[What is required]
Start to finish, the listing must be rewritten exactly.

Records for this exercise below:

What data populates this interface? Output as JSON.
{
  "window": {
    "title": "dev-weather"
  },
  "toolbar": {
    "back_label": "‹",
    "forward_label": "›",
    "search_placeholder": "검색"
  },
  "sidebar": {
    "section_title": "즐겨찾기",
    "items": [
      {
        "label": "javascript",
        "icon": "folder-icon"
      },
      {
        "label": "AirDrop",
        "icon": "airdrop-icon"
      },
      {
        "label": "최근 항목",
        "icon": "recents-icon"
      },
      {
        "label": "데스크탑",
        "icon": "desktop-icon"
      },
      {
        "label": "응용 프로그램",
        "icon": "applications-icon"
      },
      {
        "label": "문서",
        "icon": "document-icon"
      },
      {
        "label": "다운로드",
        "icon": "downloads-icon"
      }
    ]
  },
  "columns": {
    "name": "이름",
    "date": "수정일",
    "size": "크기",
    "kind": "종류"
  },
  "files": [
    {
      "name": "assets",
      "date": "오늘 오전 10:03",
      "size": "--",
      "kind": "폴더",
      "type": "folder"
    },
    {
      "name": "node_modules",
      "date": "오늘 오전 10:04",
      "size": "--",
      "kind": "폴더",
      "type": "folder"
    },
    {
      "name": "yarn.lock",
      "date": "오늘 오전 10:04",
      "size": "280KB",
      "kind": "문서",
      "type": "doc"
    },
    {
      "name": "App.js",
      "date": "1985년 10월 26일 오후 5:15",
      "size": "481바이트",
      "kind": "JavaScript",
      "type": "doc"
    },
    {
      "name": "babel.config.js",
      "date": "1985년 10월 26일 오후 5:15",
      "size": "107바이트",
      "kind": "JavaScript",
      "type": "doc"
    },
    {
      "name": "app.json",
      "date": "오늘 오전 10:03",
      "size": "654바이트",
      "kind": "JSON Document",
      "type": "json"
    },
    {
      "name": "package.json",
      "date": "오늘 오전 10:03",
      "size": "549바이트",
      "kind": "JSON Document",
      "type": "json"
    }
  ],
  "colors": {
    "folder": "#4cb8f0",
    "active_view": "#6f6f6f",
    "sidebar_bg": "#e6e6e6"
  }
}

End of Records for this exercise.

[Solution for this exercise]
What data populates this interface? Output as JSON.
{
  "window": {
    "title": "dev-weather"
  },
  "toolbar": {
    "back_label": "‹",
    "forward_label": "›",
    "search_placeholder": "검색"
  },
  "sidebar": {
    "section_title": "즐겨찾기",
    "items": [
      {
        "label": "javascript",
        "icon": "folder-icon"
      },
      {
        "label": "AirDrop",
        "icon": "airdrop-icon"
      },
      {
        "label": "최근 항목",
        "icon": "recents-icon"
      },
      {
        "label": "데스크탑",
        "icon": "desktop-icon"
      },
      {
        "label": "응용 프로그램",
        "icon": "applications-icon"
      },
      {
        "label": "문서",
        "icon": "document-icon"
      },
      {
        "label": "다운로드",
        "icon": "downloads-icon"
      }
    ]
  },
  "columns": {
    "name": "이름",
    "date": "수정일",
    "size": "크기",
    "kind": "종류"
  },
  "files": [
    {
      "name": "assets",
      "date": "오늘 오전 10:03",
      "size": "--",
      "kind": "폴더",
      "type": "folder"
    },
    {
      "name": "node_modules",
      "date": "오늘 오전 10:04",
      "size": "--",
      "kind": "폴더",
      "type": "folder"
    },
    {
      "name": "yarn.lock",
      "date": "오늘 오전 10:04",
      "size": "280KB",
      "kind": "문서",
      "type": "doc"
    },
    {
      "name": "App.js",
      "date": "1985년 10월 26일 오후 5:15",
      "size": "481바이트",
      "kind": "JavaScript",
      "type": "doc"
    },
    {
      "name": "babel.config.js",
      "date": "1985년 10월 26일 오후 5:15",
      "size": "107바이트",
      "kind": "JavaScript",
      "type": "doc"
    },
    {
      "name": "app.json",
      "date": "오늘 오전 10:03",
      "size": "654바이트",
      "kind": "JSON Document",
      "type": "json"
    },
    {
      "name": "package.json",
      "date": "오늘 오전 10:03",
      "size": "549바이트",
      "kind": "JSON Document",
      "type": "json"
    }
  ],
  "colors": {
    "folder": "#4cb8f0",
    "active_view": "#6f6f6f",
    "sidebar_bg": "#e6e6e6"
  }
}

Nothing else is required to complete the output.